Agile Methods Reduce Risk and Produce Systems with High Adoption Rates. Organizations that apply traditional waterfall methods to BI/ DW projects accrue unnecessary risk and may find out what they’ve created does not satisfy the business’s needs. Waterfall methods mean it’s all or nothing. In other words, design cannot begin until all of the requirements are defined, and coding cannot begin until design is complete. This means that the project takes on ever-increasing levels of risk and that business value is delivered at the end of the project (see Figure 2, page 10).
It’s not unusual to find that once an analytical database has been deployed using a data-driven and waterfall approach, it suffers from low adoption and usage. The primary culprit seems to be that business needs and priorities will have shifted between the time the requirements were originally defined and when the analytical database was deployed.
For the most part, the delivery team’s efforts are seen as a black hole. What ends up being delivered is based on assumptions and interpretations of the requirements and may not contain the information the business really needs. Reality hits when that first report is written, oftentimes making the data integration effort completely moot.
When Agile methods are applied, value can be shown on a recurring basis. The key tasks of database design—data quality remediation, and data integration and homogenization— are broken into short, timeboxed and scope-boxed delivery cycles, or “sprints,” that generally last two to four weeks each. These data-focused tasks are paired with prototyping in the BI layer, allowing the business to interact with the data multiple times, helping to assure that the analytical database truly contains useful information (see Figure 3, page 11).
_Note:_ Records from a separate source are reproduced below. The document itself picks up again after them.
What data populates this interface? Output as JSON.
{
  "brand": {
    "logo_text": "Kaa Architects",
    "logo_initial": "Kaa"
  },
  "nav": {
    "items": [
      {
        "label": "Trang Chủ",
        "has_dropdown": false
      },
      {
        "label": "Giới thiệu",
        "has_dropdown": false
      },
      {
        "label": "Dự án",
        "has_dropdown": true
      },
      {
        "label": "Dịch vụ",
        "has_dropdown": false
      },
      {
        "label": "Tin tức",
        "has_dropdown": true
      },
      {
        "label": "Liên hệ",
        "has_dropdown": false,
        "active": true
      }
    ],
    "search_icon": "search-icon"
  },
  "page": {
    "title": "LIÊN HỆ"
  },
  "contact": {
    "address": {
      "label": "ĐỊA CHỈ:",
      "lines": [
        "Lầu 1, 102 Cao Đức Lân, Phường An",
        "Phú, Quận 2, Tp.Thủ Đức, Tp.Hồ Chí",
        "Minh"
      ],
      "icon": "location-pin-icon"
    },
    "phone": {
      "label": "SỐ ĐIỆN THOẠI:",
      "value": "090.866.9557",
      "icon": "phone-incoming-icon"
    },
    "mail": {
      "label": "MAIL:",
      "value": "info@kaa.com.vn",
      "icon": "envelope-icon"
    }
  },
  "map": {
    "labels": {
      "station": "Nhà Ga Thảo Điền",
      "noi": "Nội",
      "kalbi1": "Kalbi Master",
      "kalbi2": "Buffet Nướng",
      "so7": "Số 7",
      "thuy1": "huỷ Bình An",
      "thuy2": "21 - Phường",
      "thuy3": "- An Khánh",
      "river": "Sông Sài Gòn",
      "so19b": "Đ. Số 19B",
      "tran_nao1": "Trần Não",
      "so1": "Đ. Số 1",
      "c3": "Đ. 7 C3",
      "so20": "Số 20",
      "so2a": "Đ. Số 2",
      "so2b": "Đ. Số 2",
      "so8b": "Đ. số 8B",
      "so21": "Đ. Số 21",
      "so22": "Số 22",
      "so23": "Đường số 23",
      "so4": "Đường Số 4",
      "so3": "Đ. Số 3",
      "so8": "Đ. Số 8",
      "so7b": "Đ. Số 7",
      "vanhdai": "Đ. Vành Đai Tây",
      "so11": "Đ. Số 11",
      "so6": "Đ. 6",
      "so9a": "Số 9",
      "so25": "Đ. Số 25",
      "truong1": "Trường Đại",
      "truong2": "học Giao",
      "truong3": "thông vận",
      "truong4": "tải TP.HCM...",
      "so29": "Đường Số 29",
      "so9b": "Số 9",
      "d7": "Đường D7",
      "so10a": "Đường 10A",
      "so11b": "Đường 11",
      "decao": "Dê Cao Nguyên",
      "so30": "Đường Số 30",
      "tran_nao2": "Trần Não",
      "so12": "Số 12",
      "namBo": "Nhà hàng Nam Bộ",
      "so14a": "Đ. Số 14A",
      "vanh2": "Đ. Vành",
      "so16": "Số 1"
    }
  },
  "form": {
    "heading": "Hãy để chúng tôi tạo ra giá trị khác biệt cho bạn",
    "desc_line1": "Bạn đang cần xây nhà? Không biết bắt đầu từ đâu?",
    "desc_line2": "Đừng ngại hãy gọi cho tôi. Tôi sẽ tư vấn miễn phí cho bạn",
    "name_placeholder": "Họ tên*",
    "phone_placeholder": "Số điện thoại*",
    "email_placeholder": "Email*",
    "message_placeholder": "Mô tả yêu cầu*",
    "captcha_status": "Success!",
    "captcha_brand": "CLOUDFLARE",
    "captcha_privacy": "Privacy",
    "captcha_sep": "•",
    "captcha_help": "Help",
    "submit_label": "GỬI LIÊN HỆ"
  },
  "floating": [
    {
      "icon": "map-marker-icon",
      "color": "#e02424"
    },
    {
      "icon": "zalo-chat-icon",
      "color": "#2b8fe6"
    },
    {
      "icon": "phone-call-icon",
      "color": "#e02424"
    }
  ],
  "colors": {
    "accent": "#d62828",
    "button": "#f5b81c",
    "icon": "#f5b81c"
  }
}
The use of delivery sprints keeps business value at the forefront and drives project risk down to a mini-mum. At the end of each two- to four-week sprint cycle, the delivery team is required to demonstrate what they have produced, making their work much more visible to the business and allowing for midcourse corrections because another tenet of Agile is to “fail quickly.”
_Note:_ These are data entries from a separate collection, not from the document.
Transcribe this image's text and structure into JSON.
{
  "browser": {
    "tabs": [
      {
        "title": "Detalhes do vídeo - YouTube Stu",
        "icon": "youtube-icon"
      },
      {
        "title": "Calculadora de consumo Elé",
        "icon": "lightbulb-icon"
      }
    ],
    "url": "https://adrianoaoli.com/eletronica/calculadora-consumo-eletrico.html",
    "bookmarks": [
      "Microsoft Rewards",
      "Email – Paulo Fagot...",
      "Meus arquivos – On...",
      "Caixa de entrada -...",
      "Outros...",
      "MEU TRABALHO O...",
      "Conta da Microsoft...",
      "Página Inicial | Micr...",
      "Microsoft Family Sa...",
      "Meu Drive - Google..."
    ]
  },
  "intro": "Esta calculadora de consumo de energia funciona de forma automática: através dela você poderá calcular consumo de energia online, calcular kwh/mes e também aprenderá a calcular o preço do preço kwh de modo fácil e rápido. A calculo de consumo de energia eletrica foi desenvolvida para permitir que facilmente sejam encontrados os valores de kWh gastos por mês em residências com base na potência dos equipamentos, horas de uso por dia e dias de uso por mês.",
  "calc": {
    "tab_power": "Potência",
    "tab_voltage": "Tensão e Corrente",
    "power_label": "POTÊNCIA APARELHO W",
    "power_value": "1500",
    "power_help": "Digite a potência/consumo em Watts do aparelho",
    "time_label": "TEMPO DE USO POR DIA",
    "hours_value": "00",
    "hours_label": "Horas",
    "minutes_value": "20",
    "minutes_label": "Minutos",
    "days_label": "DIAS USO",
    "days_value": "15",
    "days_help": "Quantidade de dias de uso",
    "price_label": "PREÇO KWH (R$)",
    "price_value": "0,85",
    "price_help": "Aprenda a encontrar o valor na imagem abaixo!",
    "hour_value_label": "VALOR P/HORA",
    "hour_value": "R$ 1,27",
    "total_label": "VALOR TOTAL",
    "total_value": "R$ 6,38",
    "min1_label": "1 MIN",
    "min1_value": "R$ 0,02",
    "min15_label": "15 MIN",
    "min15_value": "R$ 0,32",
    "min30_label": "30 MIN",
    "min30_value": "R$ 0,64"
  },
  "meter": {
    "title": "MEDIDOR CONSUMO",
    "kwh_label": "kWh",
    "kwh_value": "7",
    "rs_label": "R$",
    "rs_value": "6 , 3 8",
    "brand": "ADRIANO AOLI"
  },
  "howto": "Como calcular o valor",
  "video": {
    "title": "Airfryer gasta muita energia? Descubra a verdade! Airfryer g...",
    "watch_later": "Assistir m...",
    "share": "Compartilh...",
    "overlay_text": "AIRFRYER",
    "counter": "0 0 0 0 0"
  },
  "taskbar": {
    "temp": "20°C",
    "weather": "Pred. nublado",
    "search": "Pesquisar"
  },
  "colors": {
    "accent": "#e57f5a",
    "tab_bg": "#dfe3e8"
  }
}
Business Value Delivered Quickly
Agile methods can easily be applied to the building of analytical databases— data warehouses, data marts, operational data stores, etc. When the work associated with designing the databases and integrating the data is driven from the business side, project costs can be held to a minimum and business value can be delivered more quickly. By organizing the work into short sprint cycles, everyone can be assured that the expensive and risky part of the project— data integration and homogenization— will surely meet the business’s ever-increasing appetite for impactful and actionable information rather than suffer from misinterpreted requirements and low business adoption.
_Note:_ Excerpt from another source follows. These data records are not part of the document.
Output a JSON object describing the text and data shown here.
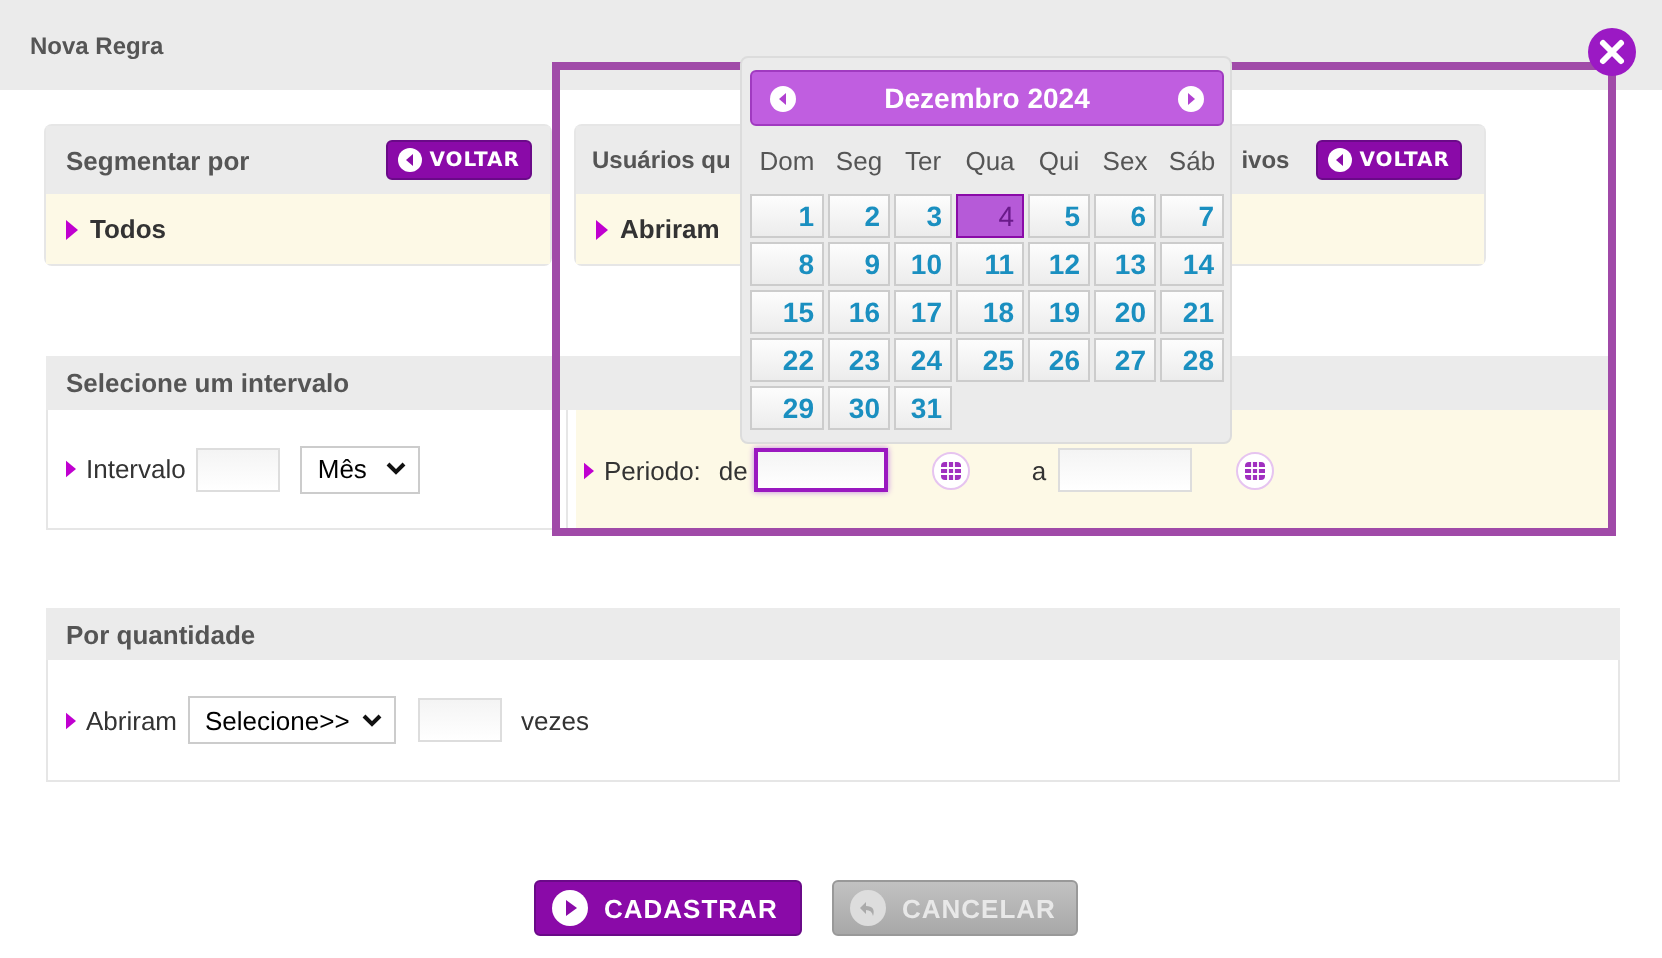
{
  "dialog": {
    "title": "Nova Regra"
  },
  "segment_panel": {
    "title": "Segmentar por",
    "back_button": "VOLTAR",
    "item": "Todos"
  },
  "users_panel": {
    "title_start": "Usuários qu",
    "title_end": "ivos",
    "back_button": "VOLTAR",
    "item": "Abriram"
  },
  "interval_section": {
    "title": "Selecione um intervalo",
    "interval_label": "Intervalo",
    "unit_select": "Mês",
    "period_label": "Periodo:",
    "from_label": "de",
    "from_focused": true,
    "to_label": "a"
  },
  "quantity_section": {
    "title": "Por quantidade",
    "label": "Abriram",
    "select": "Selecione>>",
    "suffix": "vezes"
  },
  "buttons": [
    {
      "label": "CADASTRAR",
      "disabled": false
    },
    {
      "label": "CANCELAR",
      "disabled": true
    }
  ],
  "calendar": {
    "month": "Dezembro 2024",
    "weekdays": [
      "Dom",
      "Seg",
      "Ter",
      "Qua",
      "Qui",
      "Sex",
      "Sáb"
    ],
    "days": [
      {
        "label": "1",
        "selected": false
      },
      {
        "label": "2",
        "selected": false
      },
      {
        "label": "3",
        "selected": false
      },
      {
        "label": "4",
        "selected": true
      },
      {
        "label": "5",
        "selected": false
      },
      {
        "label": "6",
        "selected": false
      },
      {
        "label": "7",
        "selected": false
      },
      {
        "label": "8",
        "selected": false
      },
      {
        "label": "9",
        "selected": false
      },
      {
        "label": "10",
        "selected": false
      },
      {
        "label": "11",
        "selected": false
      },
      {
        "label": "12",
        "selected": false
      },
      {
        "label": "13",
        "selected": false
      },
      {
        "label": "14",
        "selected": false
      },
      {
        "label": "15",
        "selected": false
      },
      {
        "label": "16",
        "selected": false
      },
      {
        "label": "17",
        "selected": false
      },
      {
        "label": "18",
        "selected": false
      },
      {
        "label": "19",
        "selected": false
      },
      {
        "label": "20",
        "selected": false
      },
      {
        "label": "21",
        "selected": false
      },
      {
        "label": "22",
        "selected": false
      },
      {
        "label": "23",
        "selected": false
      },
      {
        "label": "24",
        "selected": false
      },
      {
        "label": "25",
        "selected": false
      },
      {
        "label": "26",
        "selected": false
      },
      {
        "label": "27",
        "selected": false
      },
      {
        "label": "28",
        "selected": false
      },
      {
        "label": "29",
        "selected": false
      },
      {
        "label": "30",
        "selected": false
      },
      {
        "label": "31",
        "selected": false
      }
    ]
  }
}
About the author:
Jim Gallo is a senior business intelligence and data warehousing consultant with Information Control Corp. Gallo has led BI projects for Fortune 1000 companies, federal and state governments, and international clients. In addition, he has published numerous articles on the practical realities of BI and data warehousing and is a regular conference speaker. He can be contacted at firstname.lastname@example.org.
This was first published in January 2012